# WHAT THE TASK ASKS:
The word "down" occurs in some lines of the data. Return each such line.

# INPUT DATA:
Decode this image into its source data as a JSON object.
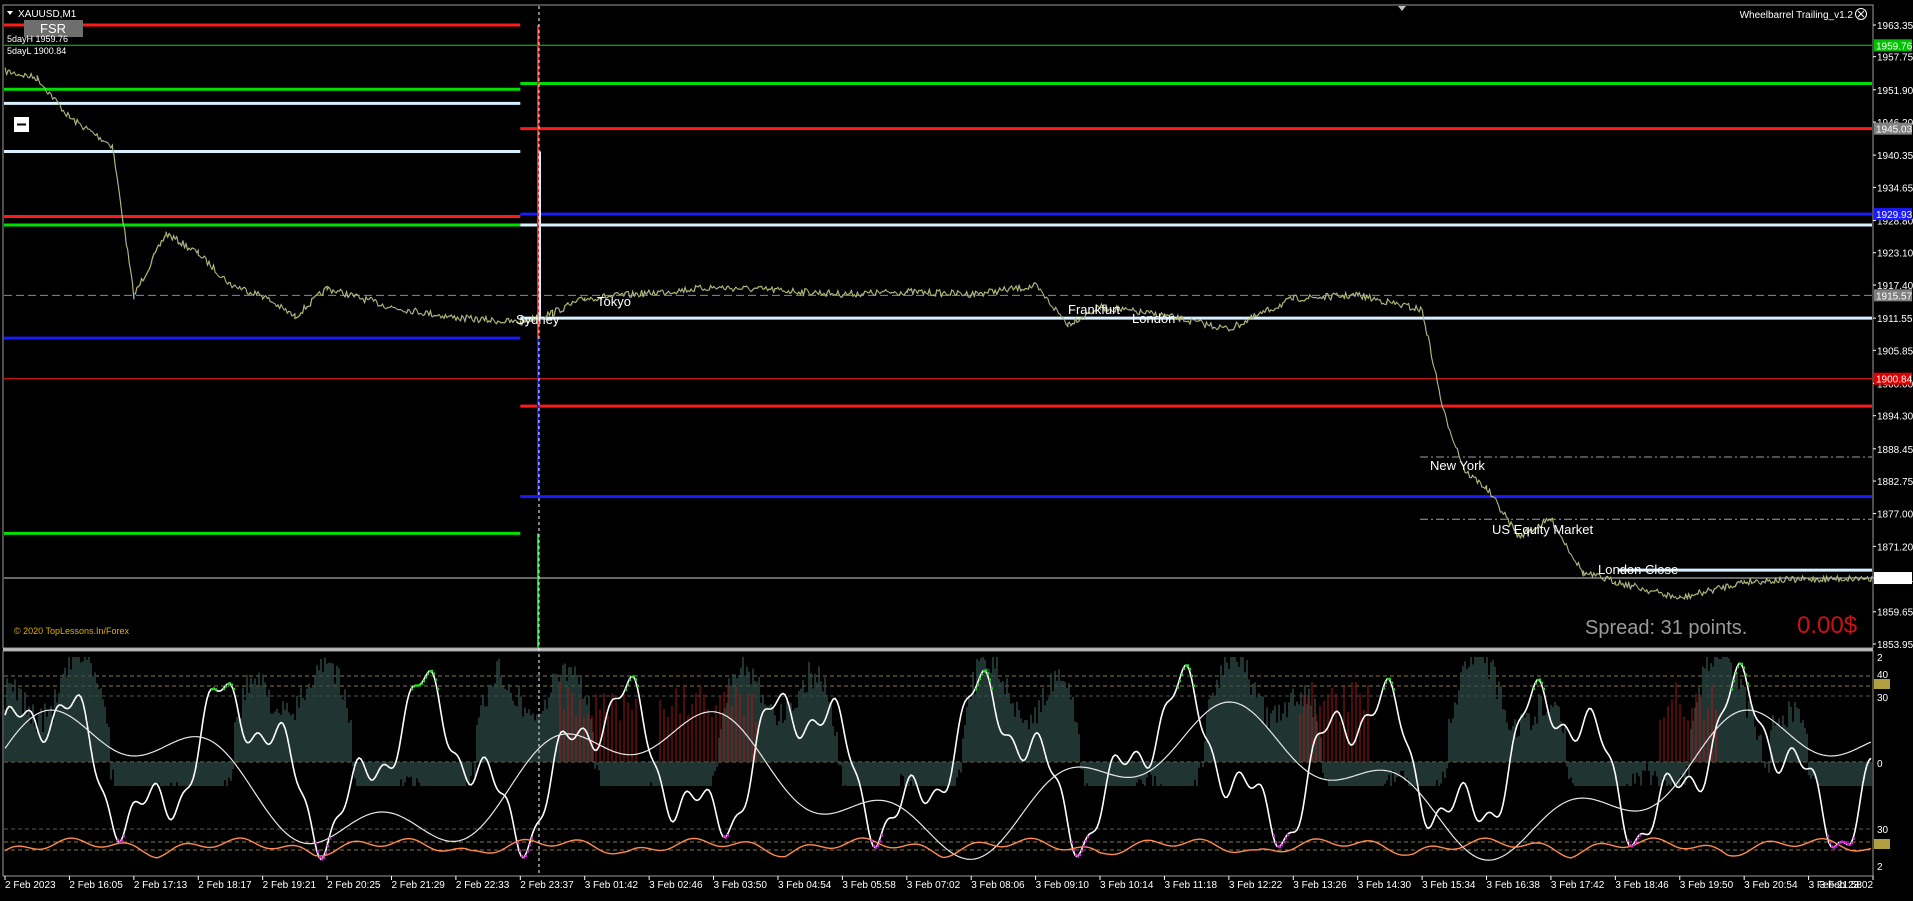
{
  "window": {
    "symbol_label": "XAUUSD,M1",
    "menu_icon": "triangle-down-icon",
    "fsr_button": "FSR",
    "five_day_high": "5dayH 1959.76",
    "five_day_low": "5dayL 1900.84",
    "ea_label": "Wheelbarrel Trailing_v1.2",
    "ea_icon": "smiley-icon",
    "copyright": "© 2020 TopLessons.In/Forex",
    "spread": "Spread: 31 points.",
    "profit": "0.00$"
  },
  "colors": {
    "background": "#000000",
    "price_line": "#c8c86e",
    "red_level": "#ff1a1a",
    "green_level": "#00e000",
    "blue_level": "#1a1aff",
    "lightblue_level": "#d8f0ff",
    "spread_text": "#9a9a9a",
    "profit_text": "#d01010",
    "copyright_text": "#e0b000",
    "price_tag_green": "#00c000",
    "price_tag_red": "#e00000",
    "price_tag_blue": "#1a1aff",
    "price_tag_gray": "#808080"
  },
  "price_axis": {
    "ticks": [
      "1963.35",
      "1957.75",
      "1951.90",
      "1946.20",
      "1940.35",
      "1934.65",
      "1928.80",
      "1923.10",
      "1917.40",
      "1911.55",
      "1905.85",
      "1900.00",
      "1894.30",
      "1888.45",
      "1882.75",
      "1877.00",
      "1871.20",
      "1865.61",
      "1859.65",
      "1853.95"
    ],
    "tags": [
      {
        "text": "1959.76",
        "color": "green"
      },
      {
        "text": "1945.03",
        "color": "gray"
      },
      {
        "text": "1929.93",
        "color": "blue"
      },
      {
        "text": "1915.57",
        "color": "gray"
      },
      {
        "text": "1900.84",
        "color": "red"
      },
      {
        "text": "1865.61",
        "color": "white"
      }
    ]
  },
  "indicator_axis": {
    "ticks": [
      "2",
      "40",
      "30",
      "0",
      "30",
      "40",
      "2"
    ]
  },
  "time_axis": {
    "labels": [
      "2 Feb 2023",
      "2 Feb 16:05",
      "2 Feb 17:13",
      "2 Feb 18:17",
      "2 Feb 19:21",
      "2 Feb 20:25",
      "2 Feb 21:29",
      "2 Feb 22:33",
      "2 Feb 23:37",
      "3 Feb 01:42",
      "3 Feb 02:46",
      "3 Feb 03:50",
      "3 Feb 04:54",
      "3 Feb 05:58",
      "3 Feb 07:02",
      "3 Feb 08:06",
      "3 Feb 09:10",
      "3 Feb 10:14",
      "3 Feb 11:18",
      "3 Feb 12:22",
      "3 Feb 13:26",
      "3 Feb 14:30",
      "3 Feb 15:34",
      "3 Feb 16:38",
      "3 Feb 17:42",
      "3 Feb 18:46",
      "3 Feb 19:50",
      "3 Feb 20:54",
      "3 Feb 21:58",
      "3 Feb 23:02"
    ]
  },
  "sessions": [
    "Sydney",
    "Tokyo",
    "Frankfurt",
    "London",
    "New York",
    "US Equity Market",
    "London Close"
  ],
  "chart_data": {
    "type": "line",
    "symbol": "XAUUSD",
    "timeframe": "M1",
    "ylim": [
      1853.95,
      1966.0
    ],
    "price_path": [
      [
        "2 Feb 2023",
        1955.2
      ],
      [
        "2 Feb 2023",
        1954.0
      ],
      [
        "2 Feb 16:05",
        1947.0
      ],
      [
        "2 Feb 16:05",
        1944.5
      ],
      [
        "2 Feb 16:05",
        1942.0
      ],
      [
        "2 Feb 17:13",
        1915.5
      ],
      [
        "2 Feb 17:13",
        1926.5
      ],
      [
        "2 Feb 18:17",
        1923.0
      ],
      [
        "2 Feb 18:17",
        1917.5
      ],
      [
        "2 Feb 19:21",
        1915.5
      ],
      [
        "2 Feb 19:21",
        1911.8
      ],
      [
        "2 Feb 20:25",
        1916.8
      ],
      [
        "2 Feb 21:29",
        1913.5
      ],
      [
        "2 Feb 22:33",
        1911.6
      ],
      [
        "2 Feb 23:37",
        1910.8
      ],
      [
        "2 Feb 23:37",
        1912.5
      ],
      [
        "3 Feb 01:42",
        1915.0
      ],
      [
        "3 Feb 02:46",
        1916.0
      ],
      [
        "3 Feb 03:50",
        1917.0
      ],
      [
        "3 Feb 04:54",
        1916.5
      ],
      [
        "3 Feb 05:58",
        1915.8
      ],
      [
        "3 Feb 07:02",
        1916.2
      ],
      [
        "3 Feb 08:06",
        1915.8
      ],
      [
        "3 Feb 09:10",
        1917.2
      ],
      [
        "3 Feb 09:10",
        1910.5
      ],
      [
        "3 Feb 10:14",
        1913.5
      ],
      [
        "3 Feb 11:18",
        1912.0
      ],
      [
        "3 Feb 12:22",
        1909.6
      ],
      [
        "3 Feb 13:26",
        1915.0
      ],
      [
        "3 Feb 14:30",
        1915.6
      ],
      [
        "3 Feb 15:34",
        1913.0
      ],
      [
        "3 Feb 15:34",
        1895.0
      ],
      [
        "3 Feb 15:34",
        1884.5
      ],
      [
        "3 Feb 16:38",
        1881.5
      ],
      [
        "3 Feb 16:38",
        1873.0
      ],
      [
        "3 Feb 17:42",
        1876.0
      ],
      [
        "3 Feb 17:42",
        1866.5
      ],
      [
        "3 Feb 18:46",
        1865.0
      ],
      [
        "3 Feb 19:50",
        1862.0
      ],
      [
        "3 Feb 20:54",
        1865.0
      ],
      [
        "3 Feb 21:58",
        1865.4
      ],
      [
        "3 Feb 23:02",
        1865.61
      ]
    ],
    "levels": [
      {
        "price": 1959.76,
        "color": "green",
        "from": "2 Feb 2023",
        "to": "3 Feb 23:02"
      },
      {
        "price": 1963.35,
        "color": "red",
        "from": "2 Feb 2023",
        "to": "2 Feb 23:37"
      },
      {
        "price": 1953.0,
        "color": "green",
        "from": "2 Feb 23:37",
        "to": "3 Feb 23:02"
      },
      {
        "price": 1952.0,
        "color": "green",
        "from": "2 Feb 2023",
        "to": "2 Feb 23:37"
      },
      {
        "price": 1949.5,
        "color": "lightblue",
        "from": "2 Feb 2023",
        "to": "2 Feb 23:37"
      },
      {
        "price": 1945.03,
        "color": "red",
        "from": "2 Feb 23:37",
        "to": "3 Feb 23:02"
      },
      {
        "price": 1941.0,
        "color": "lightblue",
        "from": "2 Feb 2023",
        "to": "2 Feb 23:37"
      },
      {
        "price": 1929.93,
        "color": "blue",
        "from": "2 Feb 23:37",
        "to": "3 Feb 23:02"
      },
      {
        "price": 1929.5,
        "color": "red",
        "from": "2 Feb 2023",
        "to": "2 Feb 23:37"
      },
      {
        "price": 1928.0,
        "color": "green",
        "from": "2 Feb 2023",
        "to": "2 Feb 23:37"
      },
      {
        "price": 1928.0,
        "color": "lightblue",
        "from": "2 Feb 23:37",
        "to": "3 Feb 23:02"
      },
      {
        "price": 1915.57,
        "color": "gray",
        "from": "2 Feb 2023",
        "to": "3 Feb 23:02"
      },
      {
        "price": 1911.55,
        "color": "lightblue",
        "from": "2 Feb 23:37",
        "to": "3 Feb 23:02"
      },
      {
        "price": 1908.0,
        "color": "blue",
        "from": "2 Feb 2023",
        "to": "2 Feb 23:37"
      },
      {
        "price": 1900.84,
        "color": "red",
        "from": "2 Feb 2023",
        "to": "3 Feb 23:02"
      },
      {
        "price": 1896.0,
        "color": "red",
        "from": "2 Feb 23:37",
        "to": "3 Feb 23:02"
      },
      {
        "price": 1880.0,
        "color": "blue",
        "from": "2 Feb 23:37",
        "to": "3 Feb 23:02"
      },
      {
        "price": 1873.5,
        "color": "green",
        "from": "2 Feb 2023",
        "to": "2 Feb 23:37"
      },
      {
        "price": 1865.61,
        "color": "white",
        "from": "2 Feb 2023",
        "to": "3 Feb 23:02"
      }
    ],
    "indicator": {
      "type": "oscillator",
      "ylim": [
        -2,
        2
      ],
      "levels": [
        40,
        30,
        0,
        30,
        40
      ]
    }
  }
}
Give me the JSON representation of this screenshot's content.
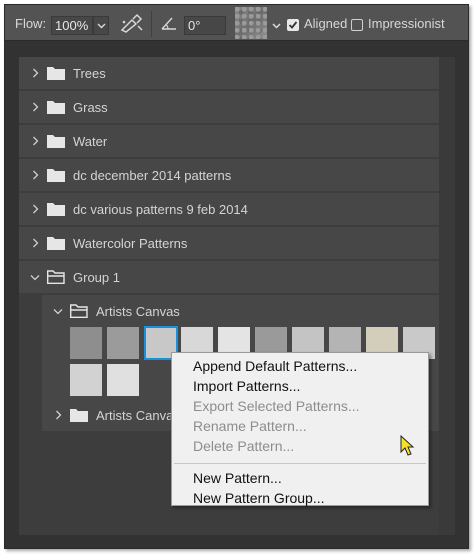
{
  "toolbar": {
    "flow_label": "Flow:",
    "flow_value": "100%",
    "angle_value": "0°",
    "aligned_label": "Aligned",
    "aligned_checked": true,
    "impressionist_label": "Impressionist",
    "impressionist_checked": false,
    "icons": [
      "airbrush-icon",
      "angle-icon",
      "pattern-swatch",
      "chevron-down-icon"
    ]
  },
  "tree": {
    "folders": [
      {
        "label": "Trees",
        "expanded": false
      },
      {
        "label": "Grass",
        "expanded": false
      },
      {
        "label": "Water",
        "expanded": false
      },
      {
        "label": "dc december 2014 patterns",
        "expanded": false
      },
      {
        "label": "dc various patterns 9 feb 2014",
        "expanded": false
      },
      {
        "label": "Watercolor Patterns",
        "expanded": false
      },
      {
        "label": "Group 1",
        "expanded": true
      }
    ],
    "subfolders": [
      {
        "label": "Artists Canvas",
        "expanded": true
      },
      {
        "label": "Artists Canvas",
        "expanded": false
      }
    ],
    "pattern_colors": [
      "#8e8e8e",
      "#9b9b9b",
      "#c8c8c8",
      "#d8d8d8",
      "#e4e4e4",
      "#9a9a9a",
      "#c4c4c4",
      "#b4b4b4",
      "#d3cebb",
      "#c9c9c9",
      "#d2d2d2",
      "#e0e0e0"
    ],
    "selected_pattern_index": 2
  },
  "context_menu": {
    "items": [
      {
        "label": "Append Default Patterns...",
        "enabled": true
      },
      {
        "label": "Import Patterns...",
        "enabled": true
      },
      {
        "label": "Export Selected Patterns...",
        "enabled": false
      },
      {
        "label": "Rename Pattern...",
        "enabled": false
      },
      {
        "label": "Delete Pattern...",
        "enabled": false
      },
      {
        "label": "New Pattern...",
        "enabled": true
      },
      {
        "label": "New Pattern Group...",
        "enabled": true
      }
    ]
  }
}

# ANSWER TO THIS TASK:
    "menu_icon": "triangle-down-icon",
      "chevron-down-icon"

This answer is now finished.